The game ended with both of us dealing the same amount of damage to each other, but I had one more card remaining in my deck and hand than James.

Round 6 – eCaptain Phasma/Sentinel Messenger/Retribution (Steven H.)

This is a scary deck. I was able to get down the Entourage package round 1 (both Entourages and both Fickle Mercenaries), but wasn’t able to deal that much damage. Steven started going after Snoke, so the clock was ticking.

In round 2 I made a huge misplay (or rather, I missed a huge opportunity). I could have mitigated Steven’s dice (which weren’t showing damage yet) to guarantee that Snoke lived with one health. This would have allowed me to use Snoke’s focus sides to turn the Entourages to specials (10 damage) and kill Phasma, ensuring victory. Instead, I opted to keep the money and save my mitigation for after his reroll. This is when disaster stuck. He rerolled into three two ranged damage sides, and no amount of mitigation could save Snoke (due to the Retribution plot). I thought that this was the end of my run, but continued trying to naturally land the specials on my two Entourage dice. I got one of the specials and landed some chip damage with my Fickle Mercenaries dice.

Round 3 was as brutal as round 2. My opponent played a Megablaster Troopers, I lost my FOST, and Watto was taken down to only three health. I ended up with one card left in hand (Megablaster Troopers), five resources, and my two Fickle Mercenary dice in the pool showing non-damage. Playing Megablaster Troopers at this point without being able to spot a leader seemed wasteful. I needed to get damage through, so I opted to pitch the card for a reroll. What a reroll it was! The Fickle dice landed on a two ranged and a three-for-one ranged side.

I then had to make one of the toughest decisions of the tournament— kill Phasma (who had a Mind Extraction on her and had already rolled out) or kill the Sentinel, who hadn’t rolled out yet. Maybe this was an easy decision, but it took me a while to figure out.
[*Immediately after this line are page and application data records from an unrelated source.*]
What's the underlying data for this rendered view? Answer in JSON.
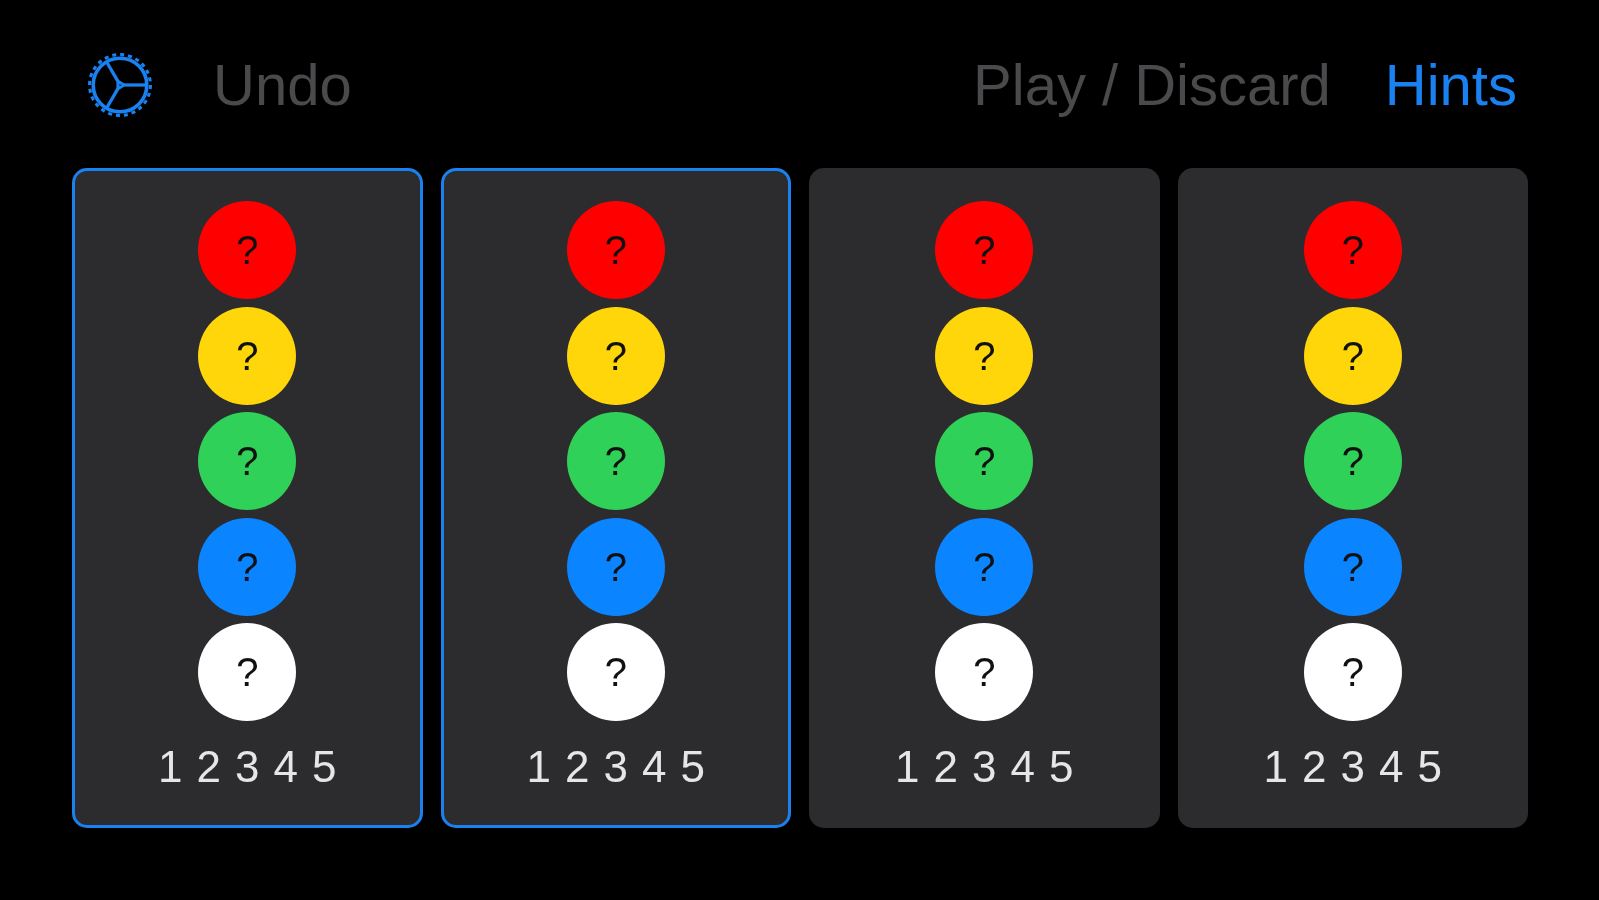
{
  "toolbar": {
    "undo": {
      "label": "Undo",
      "disabled": true
    },
    "modes": [
      {
        "label": "Play / Discard",
        "selected": false
      },
      {
        "label": "Hints",
        "selected": true
      }
    ]
  },
  "cards": [
    {
      "selected": true,
      "colors": [
        {
          "label": "?",
          "color": "#ff0000"
        },
        {
          "label": "?",
          "color": "#ffd60a"
        },
        {
          "label": "?",
          "color": "#30d158"
        },
        {
          "label": "?",
          "color": "#0a84ff"
        },
        {
          "label": "?",
          "color": "#ffffff"
        }
      ],
      "numbers": [
        "1",
        "2",
        "3",
        "4",
        "5"
      ]
    },
    {
      "selected": true,
      "colors": [
        {
          "label": "?",
          "color": "#ff0000"
        },
        {
          "label": "?",
          "color": "#ffd60a"
        },
        {
          "label": "?",
          "color": "#30d158"
        },
        {
          "label": "?",
          "color": "#0a84ff"
        },
        {
          "label": "?",
          "color": "#ffffff"
        }
      ],
      "numbers": [
        "1",
        "2",
        "3",
        "4",
        "5"
      ]
    },
    {
      "selected": false,
      "colors": [
        {
          "label": "?",
          "color": "#ff0000"
        },
        {
          "label": "?",
          "color": "#ffd60a"
        },
        {
          "label": "?",
          "color": "#30d158"
        },
        {
          "label": "?",
          "color": "#0a84ff"
        },
        {
          "label": "?",
          "color": "#ffffff"
        }
      ],
      "numbers": [
        "1",
        "2",
        "3",
        "4",
        "5"
      ]
    },
    {
      "selected": false,
      "colors": [
        {
          "label": "?",
          "color": "#ff0000"
        },
        {
          "label": "?",
          "color": "#ffd60a"
        },
        {
          "label": "?",
          "color": "#30d158"
        },
        {
          "label": "?",
          "color": "#0a84ff"
        },
        {
          "label": "?",
          "color": "#ffffff"
        }
      ],
      "numbers": [
        "1",
        "2",
        "3",
        "4",
        "5"
      ]
    }
  ]
}
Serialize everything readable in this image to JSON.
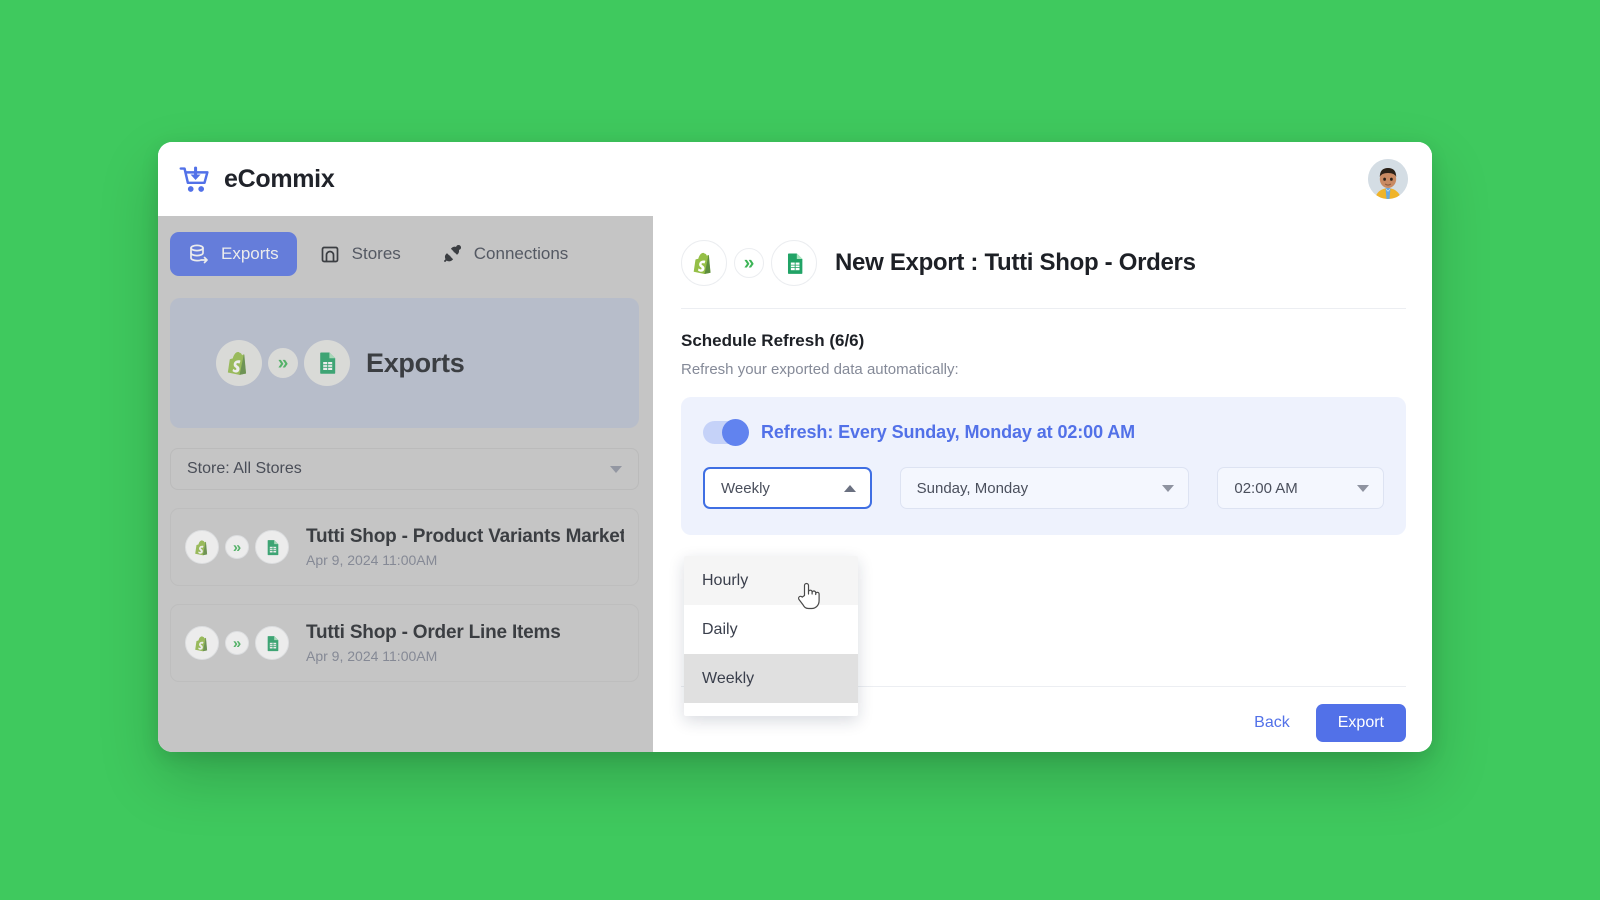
{
  "brand": {
    "name": "eCommix",
    "logo_icon": "shopping-cart-download-icon",
    "accent": "#5271e8"
  },
  "topbar": {
    "avatar_icon": "user-avatar"
  },
  "nav": {
    "tabs": [
      {
        "label": "Exports",
        "icon": "database-export-icon",
        "active": true
      },
      {
        "label": "Stores",
        "icon": "storefront-icon",
        "active": false
      },
      {
        "label": "Connections",
        "icon": "plug-connector-icon",
        "active": false
      }
    ]
  },
  "sidebar": {
    "card": {
      "title": "Exports",
      "source_icon": "shopify-icon",
      "arrow_icon": "double-chevron-right-icon",
      "target_icon": "google-sheets-icon"
    },
    "store_filter": {
      "label": "Store: All Stores",
      "caret_icon": "chevron-down-icon"
    },
    "exports": [
      {
        "name": "Tutti Shop - Product Variants Market",
        "date": "Apr 9, 2024 11:00AM"
      },
      {
        "name": "Tutti Shop - Order Line Items",
        "date": "Apr 9, 2024 11:00AM"
      }
    ]
  },
  "main": {
    "header": {
      "title": "New Export : Tutti Shop - Orders",
      "source_icon": "shopify-icon",
      "arrow_icon": "double-chevron-right-icon",
      "target_icon": "google-sheets-icon"
    },
    "step_title": "Schedule Refresh (6/6)",
    "step_subtitle": "Refresh your exported data automatically:",
    "refresh_panel": {
      "toggle_state": "on",
      "label": "Refresh: Every Sunday, Monday at 02:00 AM",
      "accent": "#5271e8",
      "background": "#eef2fd",
      "frequency_select": {
        "value": "Weekly",
        "caret_icon": "chevron-up-icon",
        "open": true
      },
      "days_select": {
        "value": "Sunday, Monday",
        "caret_icon": "chevron-down-icon"
      },
      "time_select": {
        "value": "02:00 AM",
        "caret_icon": "chevron-down-icon"
      }
    },
    "frequency_dropdown": {
      "options": [
        {
          "label": "Hourly",
          "state": "hover"
        },
        {
          "label": "Daily",
          "state": "normal"
        },
        {
          "label": "Weekly",
          "state": "selected"
        }
      ]
    },
    "footer": {
      "back_label": "Back",
      "export_label": "Export"
    }
  },
  "cursor": {
    "icon": "pointing-hand-cursor"
  }
}
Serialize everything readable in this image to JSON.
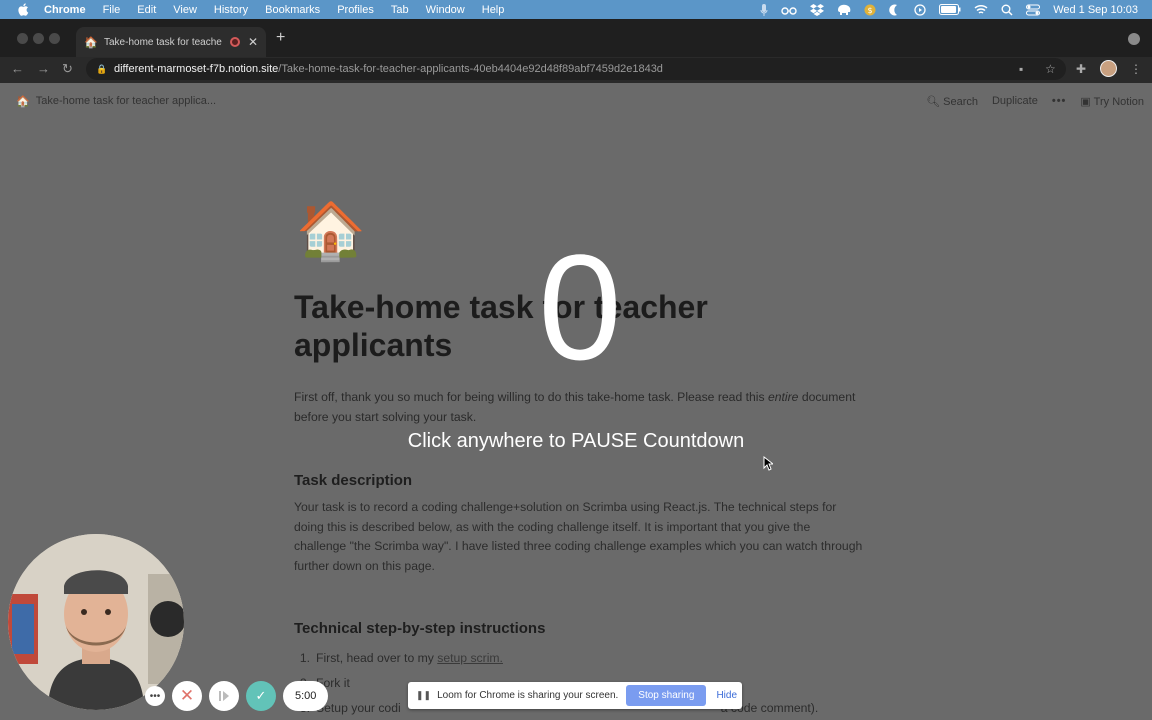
{
  "menubar": {
    "app": "Chrome",
    "items": [
      "File",
      "Edit",
      "View",
      "History",
      "Bookmarks",
      "Profiles",
      "Tab",
      "Window",
      "Help"
    ],
    "clock": "Wed 1 Sep  10:03"
  },
  "browser": {
    "tab_title": "Take-home task for teache",
    "url_host": "different-marmoset-f7b.notion.site",
    "url_path": "/Take-home-task-for-teacher-applicants-40eb4404e92d48f89abf7459d2e1843d"
  },
  "notion": {
    "breadcrumb": "Take-home task for teacher applica...",
    "search": "Search",
    "duplicate": "Duplicate",
    "try_notion": "Try Notion"
  },
  "doc": {
    "title": "Take-home task for teacher applicants",
    "intro_1": "First off, thank you so much for being willing to do this take-home task. Please read this ",
    "intro_em": "entire",
    "intro_2": " document before you start solving your task.",
    "task_heading": "Task description",
    "task_body": "Your task is to record a coding challenge+solution on Scrimba using React.js. The technical steps for doing this is described below, as with the coding challenge itself. It is important that you give the challenge \"the Scrimba way\". I have listed three coding challenge examples which you can watch through further down on this page.",
    "steps_heading": "Technical step-by-step instructions",
    "step1_num": "1.",
    "step1_text": "First, head over to my ",
    "step1_link": "setup scrim.",
    "step2_num": "2.",
    "step2_text": "Fork it",
    "step3_num": "3.",
    "step3_text": "Setup your codi",
    "step3_tail": "a code comment)."
  },
  "overlay": {
    "countdown": "0",
    "hint": "Click anywhere to PAUSE Countdown"
  },
  "loom": {
    "timer": "5:00",
    "share_text": "Loom for Chrome is sharing your screen.",
    "stop": "Stop sharing",
    "hide": "Hide"
  }
}
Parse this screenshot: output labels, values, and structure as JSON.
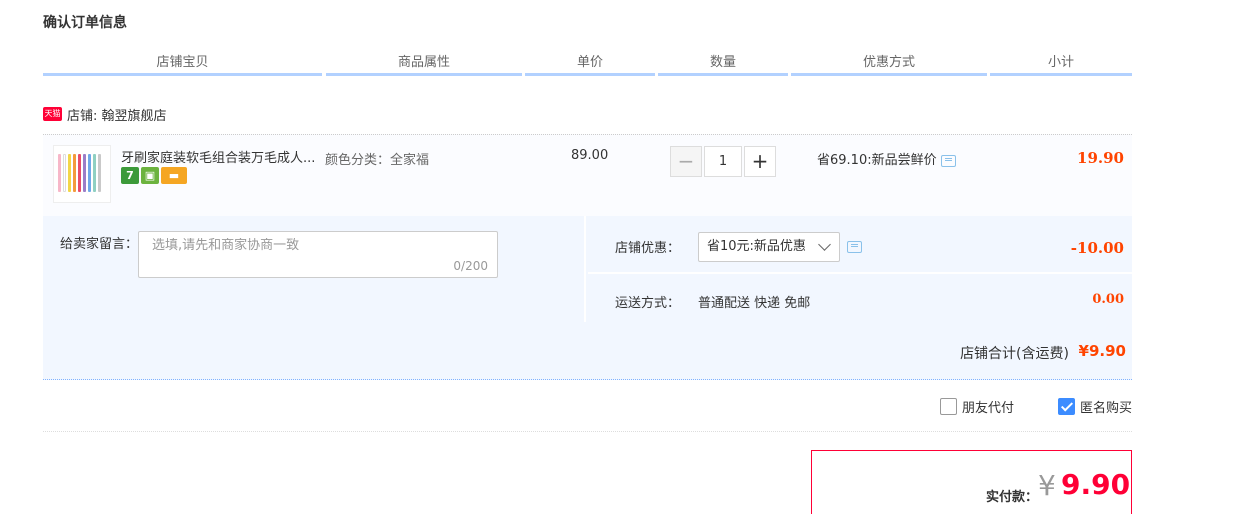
{
  "section_title": "确认订单信息",
  "columns": [
    "店铺宝贝",
    "商品属性",
    "单价",
    "数量",
    "优惠方式",
    "小计"
  ],
  "shop": {
    "badge": "天猫",
    "label": "店铺: 翰翌旗舰店"
  },
  "item": {
    "title": "牙刷家庭装软毛组合装万毛成人...",
    "icons": [
      "seven-day-return-icon",
      "shop-icon",
      "card-icon"
    ],
    "attribute": "颜色分类：全家福",
    "price": "89.00",
    "quantity": "1",
    "promo": "省69.10:新品尝鲜价",
    "subtotal": "19.90",
    "colors": {
      "accent_red": "#ff4400",
      "header_underline": "#b2d1ff",
      "panel_bg": "#f2f7ff"
    }
  },
  "memo": {
    "label": "给卖家留言：",
    "placeholder": "选填,请先和商家协商一致",
    "count": "0/200"
  },
  "coupon": {
    "label": "店铺优惠：",
    "selected": "省10元:新品优惠",
    "amount": "-10.00"
  },
  "shipping": {
    "label": "运送方式：",
    "value": "普通配送 快递 免邮",
    "amount": "0.00"
  },
  "shop_total": {
    "label": "店铺合计(含运费)",
    "value": "¥9.90"
  },
  "options": {
    "friend_pay": {
      "label": "朋友代付",
      "checked": false
    },
    "anonymous": {
      "label": "匿名购买",
      "checked": true
    }
  },
  "payment": {
    "label": "实付款：",
    "currency": "¥",
    "value": "9.90"
  }
}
I decided that Phasma needed to die because she gives the Megablasters an additional die, the Sentinel’s two melee side was not enough to kill Watto, and I needed my opponent to activate the Sentinel so I could Claim the battlefield and take initiative going into the last round. Luckily for me, he did activate the Sentinel but did not hit damage.

At the start of the final round, we both needed three damage to win the game. Activating an Entourage wasn’t too bad of an option, as it has a two in six chance of landing on three indirect damage or a special. However, a Fist is always better. I drew one into my hand that round, and as I had six resources, I was able to play it and roll it in. It hit shields, and though I was looking for any of its four damage sides, the shields side was also good. Those along with a Forsaken and a Riot Shield bought me enough time to roll the Fist again (hitting damage). My opponent had no mitigation, and the game was over.

Final Thoughts

The tournament was a lot of fun. Using the Best Coast Pairing app for pairings and results reporting was great because we avoided having to scrabble around with pieces of paper. Most importantly, it allowed us to keep a record of our opponents and their decks. While browsing through the ‘Placings’ I noticed something pretty cool—four of the six opponents I faced went 5-1 (Steven, Matt, Jonathon, and James). No wonder all my games were such close, intense matches. Thank you to everyone for the games, and thank you to Nick for being a great judge at the event!

From left to right: AJ, Cheshire, Arroz_con_Mango, Jacob